Input material:
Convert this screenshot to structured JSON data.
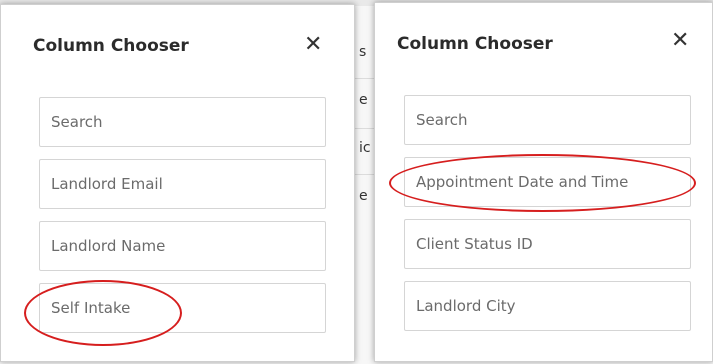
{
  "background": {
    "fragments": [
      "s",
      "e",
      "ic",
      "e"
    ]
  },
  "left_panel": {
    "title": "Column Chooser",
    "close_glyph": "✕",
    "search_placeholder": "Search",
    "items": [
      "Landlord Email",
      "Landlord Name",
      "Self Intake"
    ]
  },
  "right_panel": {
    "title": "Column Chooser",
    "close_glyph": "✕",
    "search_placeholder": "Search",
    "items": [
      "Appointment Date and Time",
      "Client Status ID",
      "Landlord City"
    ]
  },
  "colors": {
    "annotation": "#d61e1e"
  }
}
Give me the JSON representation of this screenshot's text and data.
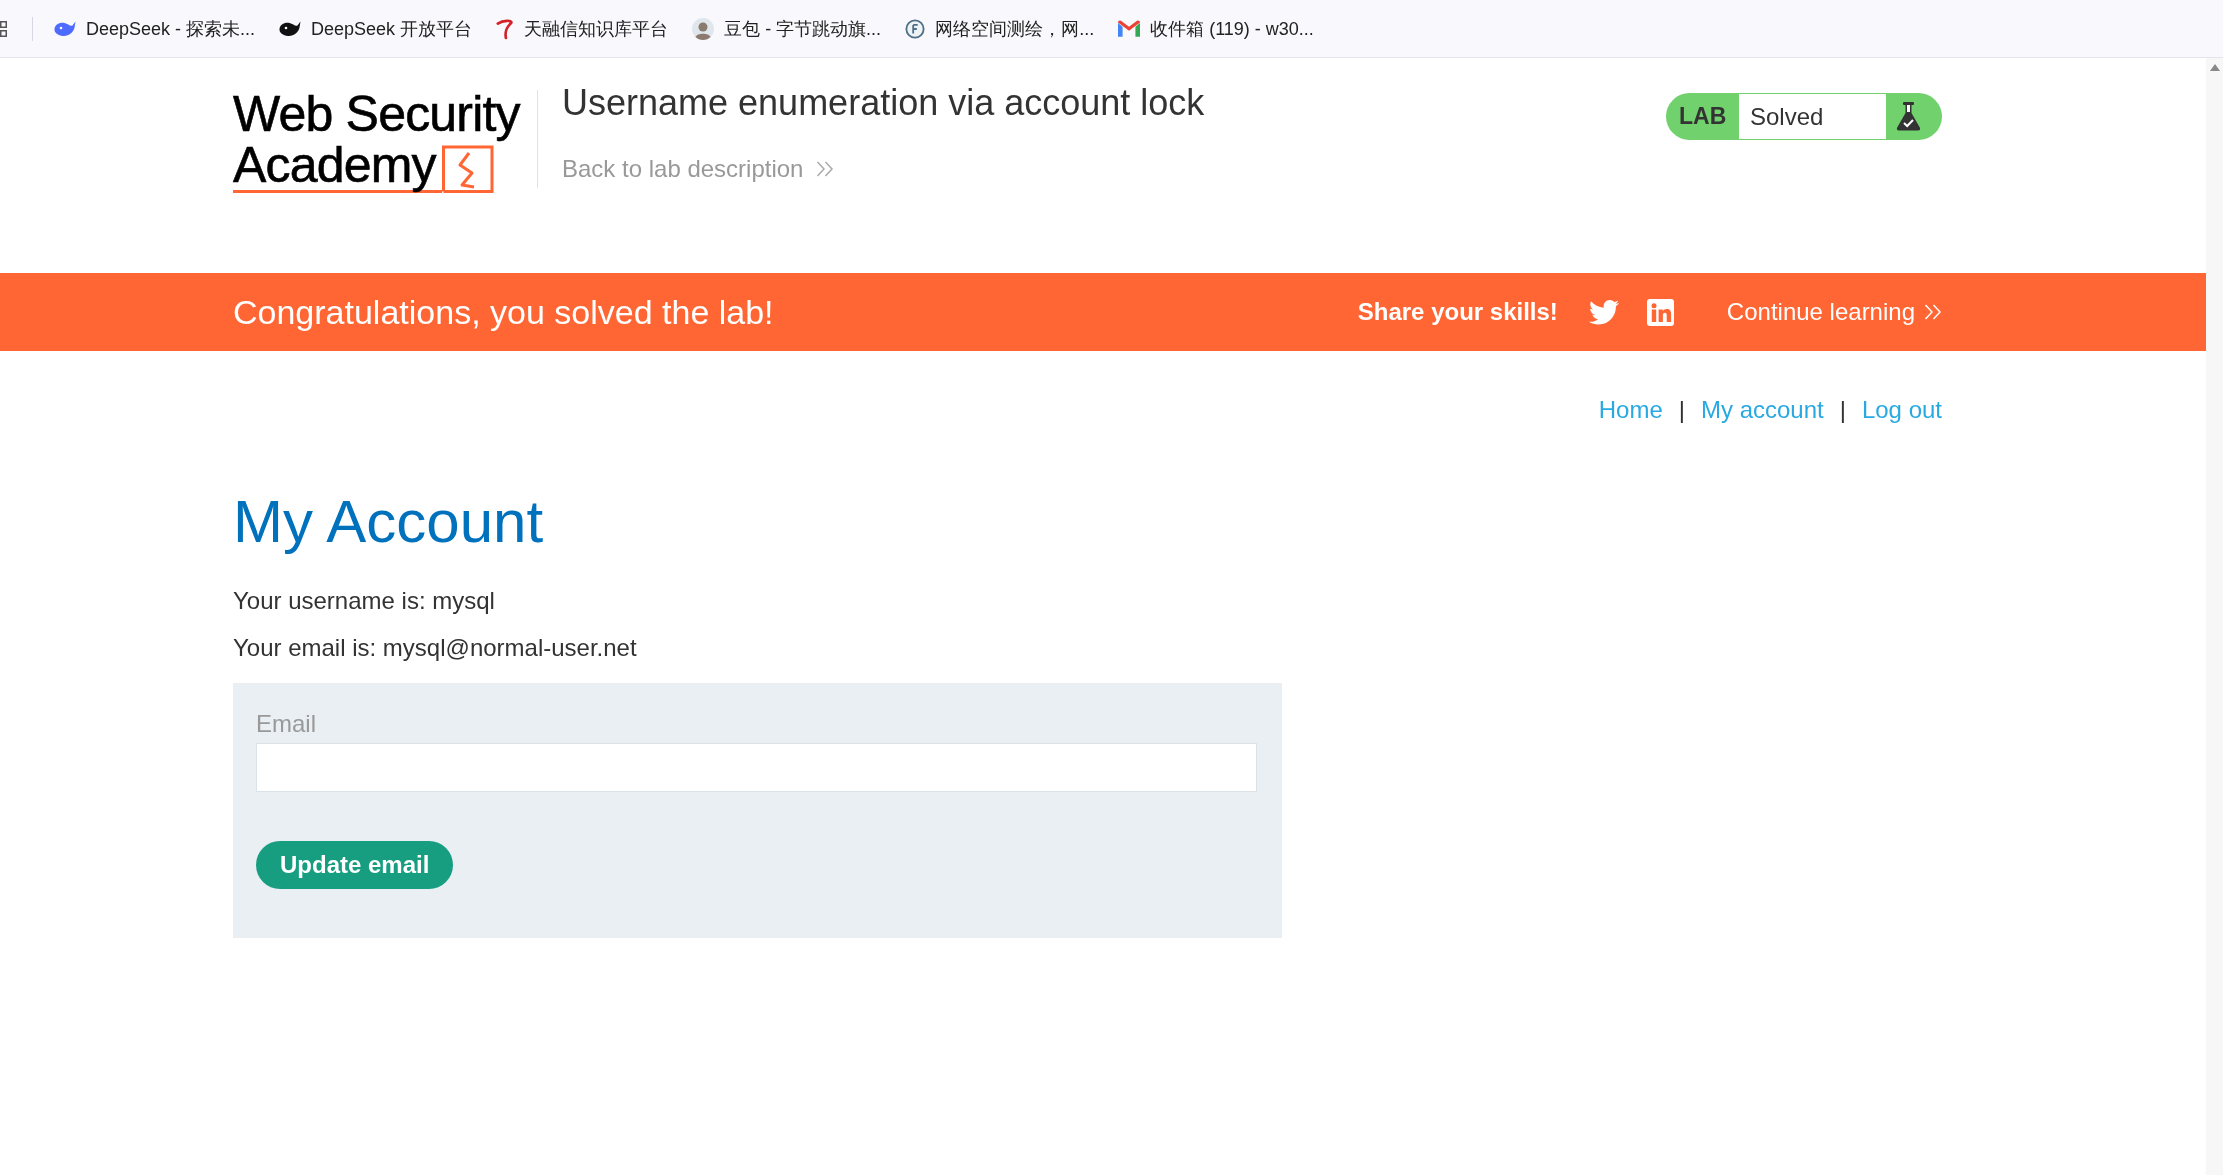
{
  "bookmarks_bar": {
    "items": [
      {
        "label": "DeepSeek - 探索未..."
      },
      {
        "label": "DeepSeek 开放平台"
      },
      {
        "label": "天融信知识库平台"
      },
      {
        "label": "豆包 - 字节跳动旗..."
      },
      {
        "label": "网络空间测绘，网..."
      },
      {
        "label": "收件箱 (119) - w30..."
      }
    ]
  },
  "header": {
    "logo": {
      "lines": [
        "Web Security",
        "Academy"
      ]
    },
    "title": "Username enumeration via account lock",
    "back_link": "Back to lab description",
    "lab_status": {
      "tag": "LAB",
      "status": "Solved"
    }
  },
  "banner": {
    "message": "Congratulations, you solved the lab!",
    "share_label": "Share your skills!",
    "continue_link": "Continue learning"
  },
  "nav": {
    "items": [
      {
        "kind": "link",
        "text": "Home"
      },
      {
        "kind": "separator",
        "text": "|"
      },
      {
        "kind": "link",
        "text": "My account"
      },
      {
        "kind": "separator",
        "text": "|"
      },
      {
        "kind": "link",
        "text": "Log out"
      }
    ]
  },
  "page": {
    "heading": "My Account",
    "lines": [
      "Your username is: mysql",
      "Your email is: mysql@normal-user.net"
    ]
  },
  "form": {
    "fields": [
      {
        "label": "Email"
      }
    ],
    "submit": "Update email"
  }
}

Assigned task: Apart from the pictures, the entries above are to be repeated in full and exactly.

Solution for this exercise:
Convert this screenshot to structured JSON data.
{
  "background": {
    "fragments": [
      "s",
      "e",
      "ic",
      "e"
    ]
  },
  "left_panel": {
    "title": "Column Chooser",
    "close_glyph": "✕",
    "search_placeholder": "Search",
    "items": [
      "Landlord Email",
      "Landlord Name",
      "Self Intake"
    ]
  },
  "right_panel": {
    "title": "Column Chooser",
    "close_glyph": "✕",
    "search_placeholder": "Search",
    "items": [
      "Appointment Date and Time",
      "Client Status ID",
      "Landlord City"
    ]
  },
  "colors": {
    "annotation": "#d61e1e"
  }
}
Give me the JSON representation of this screenshot's text and data.
{
  "bookmarks_bar": {
    "items": [
      {
        "label": "DeepSeek - 探索未..."
      },
      {
        "label": "DeepSeek 开放平台"
      },
      {
        "label": "天融信知识库平台"
      },
      {
        "label": "豆包 - 字节跳动旗..."
      },
      {
        "label": "网络空间测绘，网..."
      },
      {
        "label": "收件箱 (119) - w30..."
      }
    ]
  },
  "header": {
    "logo": {
      "lines": [
        "Web Security",
        "Academy"
      ]
    },
    "title": "Username enumeration via account lock",
    "back_link": "Back to lab description",
    "lab_status": {
      "tag": "LAB",
      "status": "Solved"
    }
  },
  "banner": {
    "message": "Congratulations, you solved the lab!",
    "share_label": "Share your skills!",
    "continue_link": "Continue learning"
  },
  "nav": {
    "items": [
      {
        "kind": "link",
        "text": "Home"
      },
      {
        "kind": "separator",
        "text": "|"
      },
      {
        "kind": "link",
        "text": "My account"
      },
      {
        "kind": "separator",
        "text": "|"
      },
      {
        "kind": "link",
        "text": "Log out"
      }
    ]
  },
  "page": {
    "heading": "My Account",
    "lines": [
      "Your username is: mysql",
      "Your email is: mysql@normal-user.net"
    ]
  },
  "form": {
    "fields": [
      {
        "label": "Email"
      }
    ],
    "submit": "Update email"
  }
}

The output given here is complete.